INPUT MATERIAL below:
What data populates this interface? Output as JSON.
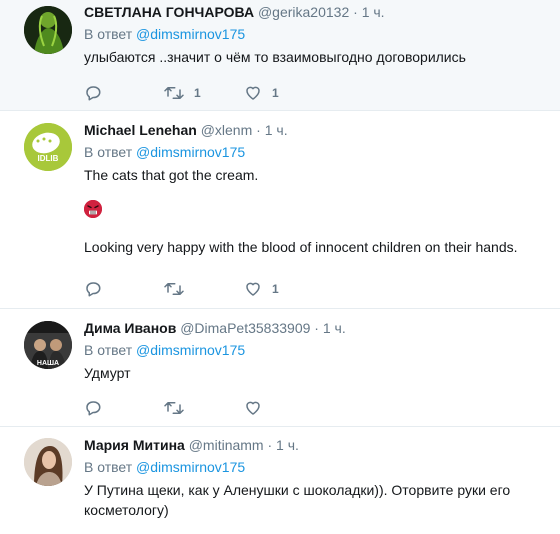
{
  "tweets": [
    {
      "name": "СВЕТЛАНА ГОНЧАРОВА",
      "handle": "@gerika20132",
      "time": "1 ч.",
      "reply_prefix": "В ответ",
      "reply_to": "@dimsmirnov175",
      "text": "улыбаются ..значит о чём то взаимовыгодно договорились",
      "retweets": "1",
      "likes": "1",
      "avatar_icon": "avatar-photo-green"
    },
    {
      "name": "Michael Lenehan",
      "handle": "@xlenm",
      "time": "1 ч.",
      "reply_prefix": "В ответ",
      "reply_to": "@dimsmirnov175",
      "text": "The cats that got the cream.",
      "text2": "Looking very happy with the blood of innocent children on their hands.",
      "emoji_icon": "angry-face-emoji",
      "retweets": "",
      "likes": "1",
      "avatar_label": "IDLIB"
    },
    {
      "name": "Дима Иванов",
      "handle": "@DimaPet35833909",
      "time": "1 ч.",
      "reply_prefix": "В ответ",
      "reply_to": "@dimsmirnov175",
      "text": "Удмурт",
      "retweets": "",
      "likes": "",
      "avatar_label": "НАША"
    },
    {
      "name": "Мария Митина",
      "handle": "@mitinamm",
      "time": "1 ч.",
      "reply_prefix": "В ответ",
      "reply_to": "@dimsmirnov175",
      "text": "У Путина щеки, как у Аленушки с шоколадки)). Оторвите руки его косметологу)"
    }
  ],
  "separator": "·",
  "colors": {
    "link": "#1b95e0",
    "muted": "#657786",
    "highlight_bg": "#f5f8fa"
  }
}
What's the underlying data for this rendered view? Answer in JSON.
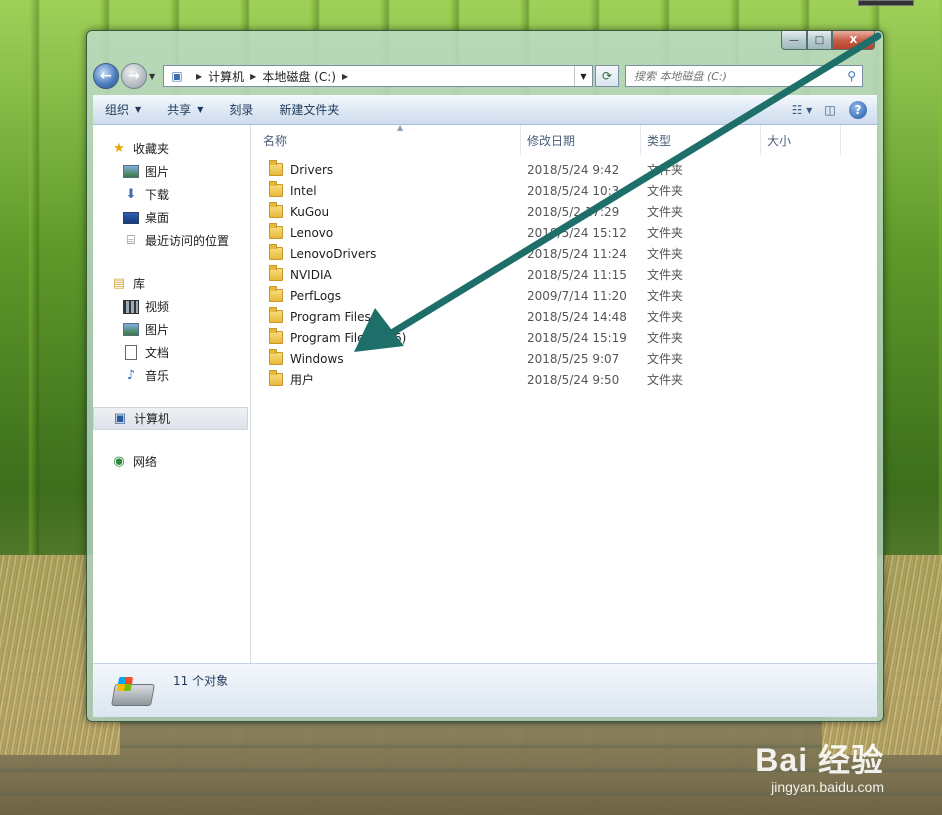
{
  "window": {
    "caption": {
      "minimize": "—",
      "maximize": "□",
      "close": "X"
    }
  },
  "nav": {
    "back_icon": "←",
    "forward_icon": "→",
    "breadcrumb": [
      "计算机",
      "本地磁盘 (C:)"
    ],
    "search_placeholder": "搜索 本地磁盘 (C:)"
  },
  "toolbar": {
    "organize": "组织",
    "share": "共享",
    "burn": "刻录",
    "new_folder": "新建文件夹"
  },
  "sidebar": {
    "favorites": {
      "label": "收藏夹",
      "items": [
        "图片",
        "下载",
        "桌面",
        "最近访问的位置"
      ]
    },
    "libraries": {
      "label": "库",
      "items": [
        "视频",
        "图片",
        "文档",
        "音乐"
      ]
    },
    "computer": "计算机",
    "network": "网络"
  },
  "columns": {
    "name": "名称",
    "modified": "修改日期",
    "type": "类型",
    "size": "大小"
  },
  "files": [
    {
      "name": "Drivers",
      "modified": "2018/5/24 9:42",
      "type": "文件夹"
    },
    {
      "name": "Intel",
      "modified": "2018/5/24 10:3",
      "type": "文件夹"
    },
    {
      "name": "KuGou",
      "modified": "2018/5/2 17:29",
      "type": "文件夹"
    },
    {
      "name": "Lenovo",
      "modified": "2018/5/24 15:12",
      "type": "文件夹"
    },
    {
      "name": "LenovoDrivers",
      "modified": "2018/5/24 11:24",
      "type": "文件夹"
    },
    {
      "name": "NVIDIA",
      "modified": "2018/5/24 11:15",
      "type": "文件夹"
    },
    {
      "name": "PerfLogs",
      "modified": "2009/7/14 11:20",
      "type": "文件夹"
    },
    {
      "name": "Program Files",
      "modified": "2018/5/24 14:48",
      "type": "文件夹"
    },
    {
      "name": "Program Files (x86)",
      "modified": "2018/5/24 15:19",
      "type": "文件夹"
    },
    {
      "name": "Windows",
      "modified": "2018/5/25 9:07",
      "type": "文件夹"
    },
    {
      "name": "用户",
      "modified": "2018/5/24 9:50",
      "type": "文件夹"
    }
  ],
  "status": {
    "count_text": "11 个对象"
  },
  "watermark": {
    "main": "Bai 经验",
    "sub": "jingyan.baidu.com"
  },
  "colors": {
    "annotation_arrow": "#1e6e6a"
  }
}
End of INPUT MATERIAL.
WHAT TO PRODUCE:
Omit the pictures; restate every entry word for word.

RESPONSE BELOW:
What data populates this interface? Output as JSON.
{
  "tweets": [
    {
      "name": "СВЕТЛАНА ГОНЧАРОВА",
      "handle": "@gerika20132",
      "time": "1 ч.",
      "reply_prefix": "В ответ",
      "reply_to": "@dimsmirnov175",
      "text": "улыбаются ..значит о чём то взаимовыгодно договорились",
      "retweets": "1",
      "likes": "1",
      "avatar_icon": "avatar-photo-green"
    },
    {
      "name": "Michael Lenehan",
      "handle": "@xlenm",
      "time": "1 ч.",
      "reply_prefix": "В ответ",
      "reply_to": "@dimsmirnov175",
      "text": "The cats that got the cream.",
      "text2": "Looking very happy with the blood of innocent children on their hands.",
      "emoji_icon": "angry-face-emoji",
      "retweets": "",
      "likes": "1",
      "avatar_label": "IDLIB"
    },
    {
      "name": "Дима Иванов",
      "handle": "@DimaPet35833909",
      "time": "1 ч.",
      "reply_prefix": "В ответ",
      "reply_to": "@dimsmirnov175",
      "text": "Удмурт",
      "retweets": "",
      "likes": "",
      "avatar_label": "НАША"
    },
    {
      "name": "Мария Митина",
      "handle": "@mitinamm",
      "time": "1 ч.",
      "reply_prefix": "В ответ",
      "reply_to": "@dimsmirnov175",
      "text": "У Путина щеки, как у Аленушки с шоколадки)). Оторвите руки его косметологу)"
    }
  ],
  "separator": "·",
  "colors": {
    "link": "#1b95e0",
    "muted": "#657786",
    "highlight_bg": "#f5f8fa"
  }
}
What's the underlying data for this rendered view? Answer in JSON.
{
  "window": {
    "caption": {
      "minimize": "—",
      "maximize": "□",
      "close": "X"
    }
  },
  "nav": {
    "back_icon": "←",
    "forward_icon": "→",
    "breadcrumb": [
      "计算机",
      "本地磁盘 (C:)"
    ],
    "search_placeholder": "搜索 本地磁盘 (C:)"
  },
  "toolbar": {
    "organize": "组织",
    "share": "共享",
    "burn": "刻录",
    "new_folder": "新建文件夹"
  },
  "sidebar": {
    "favorites": {
      "label": "收藏夹",
      "items": [
        "图片",
        "下载",
        "桌面",
        "最近访问的位置"
      ]
    },
    "libraries": {
      "label": "库",
      "items": [
        "视频",
        "图片",
        "文档",
        "音乐"
      ]
    },
    "computer": "计算机",
    "network": "网络"
  },
  "columns": {
    "name": "名称",
    "modified": "修改日期",
    "type": "类型",
    "size": "大小"
  },
  "files": [
    {
      "name": "Drivers",
      "modified": "2018/5/24 9:42",
      "type": "文件夹"
    },
    {
      "name": "Intel",
      "modified": "2018/5/24 10:3",
      "type": "文件夹"
    },
    {
      "name": "KuGou",
      "modified": "2018/5/2 17:29",
      "type": "文件夹"
    },
    {
      "name": "Lenovo",
      "modified": "2018/5/24 15:12",
      "type": "文件夹"
    },
    {
      "name": "LenovoDrivers",
      "modified": "2018/5/24 11:24",
      "type": "文件夹"
    },
    {
      "name": "NVIDIA",
      "modified": "2018/5/24 11:15",
      "type": "文件夹"
    },
    {
      "name": "PerfLogs",
      "modified": "2009/7/14 11:20",
      "type": "文件夹"
    },
    {
      "name": "Program Files",
      "modified": "2018/5/24 14:48",
      "type": "文件夹"
    },
    {
      "name": "Program Files (x86)",
      "modified": "2018/5/24 15:19",
      "type": "文件夹"
    },
    {
      "name": "Windows",
      "modified": "2018/5/25 9:07",
      "type": "文件夹"
    },
    {
      "name": "用户",
      "modified": "2018/5/24 9:50",
      "type": "文件夹"
    }
  ],
  "status": {
    "count_text": "11 个对象"
  },
  "watermark": {
    "main": "Bai 经验",
    "sub": "jingyan.baidu.com"
  },
  "colors": {
    "annotation_arrow": "#1e6e6a"
  }
}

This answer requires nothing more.